estimates the uncollectible accounts at the end of each period and shows this estimate in Allowance for Doubtful Accounts, which is a contra asset account with a credit balance that is shown below Accounts Receivable estimate of the amount of receivables that are expected to become uncollectible in the future Net realizable value = Accounts Receivable - Allowance for Doubtful Accounts Features recording estimated uncollectible accounts recording the write-off of an uncollectible account recording the recovery of an uncollectible account

Dishonouring Notes Receivable

Dishonoured note
note that is not paid in full at maturity no longer negotiable, however, payee still has a claim against the maker of the note for both the principal and any unpaid interest transfers the Notes Receivable balance and related interest to an Account Receivable dr to AR for principal + interest written off if there is no hope of collection dr to ADA

Valuing Notes Receivable

Notes receivable are reported at net realizable value.
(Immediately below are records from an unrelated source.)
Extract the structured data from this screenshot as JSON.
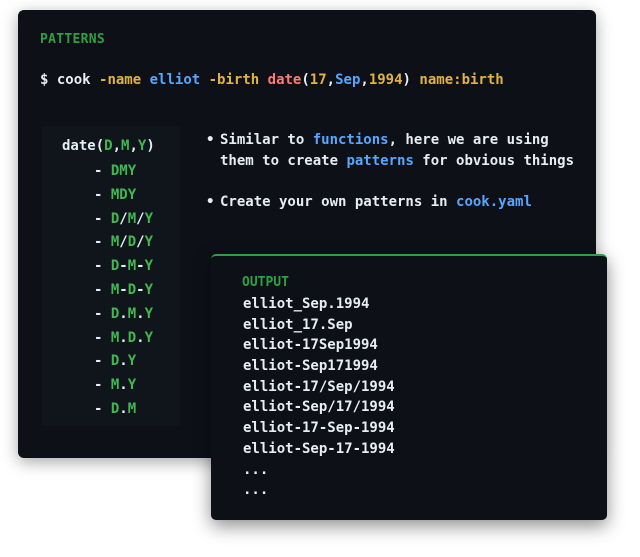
{
  "colors": {
    "panel_bg": "#0d1117",
    "green": "#2ea043",
    "yellow": "#e3b341",
    "blue": "#58a6ff",
    "red": "#ff7b72",
    "text": "#e6edf3"
  },
  "heading": "PATTERNS",
  "command": {
    "prompt": "$ ",
    "bin": "cook",
    "flag_name": "-name",
    "name_value": "elliot",
    "flag_birth": "-birth",
    "func": "date",
    "paren_open": "(",
    "arg_day": "17",
    "comma1": ",",
    "arg_month": "Sep",
    "comma2": ",",
    "arg_year": "1994",
    "paren_close": ")",
    "tail": "name:birth"
  },
  "patterns": {
    "title": {
      "func": "date(",
      "d": "D",
      "c1": ",",
      "m": "M",
      "c2": ",",
      "y": "Y",
      "close": ")"
    },
    "items": [
      "DMY",
      "MDY",
      "D/M/Y",
      "M/D/Y",
      "D-M-Y",
      "M-D-Y",
      "D.M.Y",
      "M.D.Y",
      "D.Y",
      "M.Y",
      "D.M"
    ],
    "dash": "- "
  },
  "bullets": {
    "dot": "•",
    "b1_a": "Similar to ",
    "b1_hl1": "functions",
    "b1_b": ", here we are using",
    "b1_c": "them to create ",
    "b1_hl2": "patterns",
    "b1_d": " for obvious things",
    "b2_a": "Create your own patterns in ",
    "b2_hl": "cook.yaml"
  },
  "output": {
    "title": "OUTPUT",
    "lines": [
      "elliot_Sep.1994",
      "elliot_17.Sep",
      "elliot-17Sep1994",
      "elliot-Sep171994",
      "elliot-17/Sep/1994",
      "elliot-Sep/17/1994",
      "elliot-17-Sep-1994",
      "elliot-Sep-17-1994",
      "...",
      "..."
    ]
  }
}
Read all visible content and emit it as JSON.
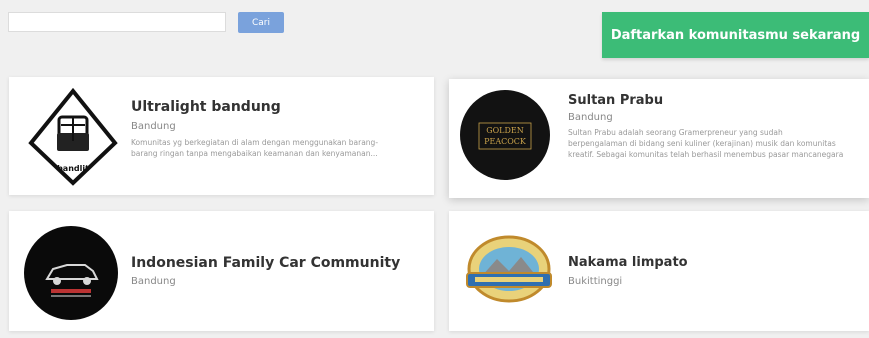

If eventual collection is in doubt, must be recorded in the same way as AR.

Statement Presentation of Receivables

Statement of Financial Position Income Statement
short-term receivables are reported in the current assets section; followed by cash and then short-term investments includes the revenue generated from sales or services on account; plus bad debts expense (operating expense section) and interest revenue (non-operating section)

Managing Receivables
Determine who to extend credit to. Establish a payment period. Monitor collections.
concentration of credit risk required to be discussed in the notes to a companys financial statements

Evaluate the liquidity of receivables.

uses receivables turnover ratio measures the number of times, on average, that receivables are collected during the year Receivables turnover ratio = Net credit sales / Average gross accounts receivable converted to Average collection period = 365 / Receivables turnover ratio alternatively, Average collection period = AR / Average amount of net credit sales per day

Accelerate cash receipts from receivables when necessary.

loans secured by receivables borrowing of money from the bank using receivables as collateral generally, banks are willing to provide financing for up to 75% of receivables less than 90 days old sale of receivables reasons establish a financing subsidiary that buys AR from the company to make the statement of financial position more liquid provides source of immediate cash flow allows company to save costs relating to the monitoring and collection of receivables types securitization transfer of receivables to investors in return for cash treated as a sales of receivables, but may also be treated as a secured loan involves many investors; lower costs; higher quality of receivables factoring sale to a finance company that buys receivables for a fee company is responsible for reimbursing the factor for uncollected amounts higher costs; lower quality of receivables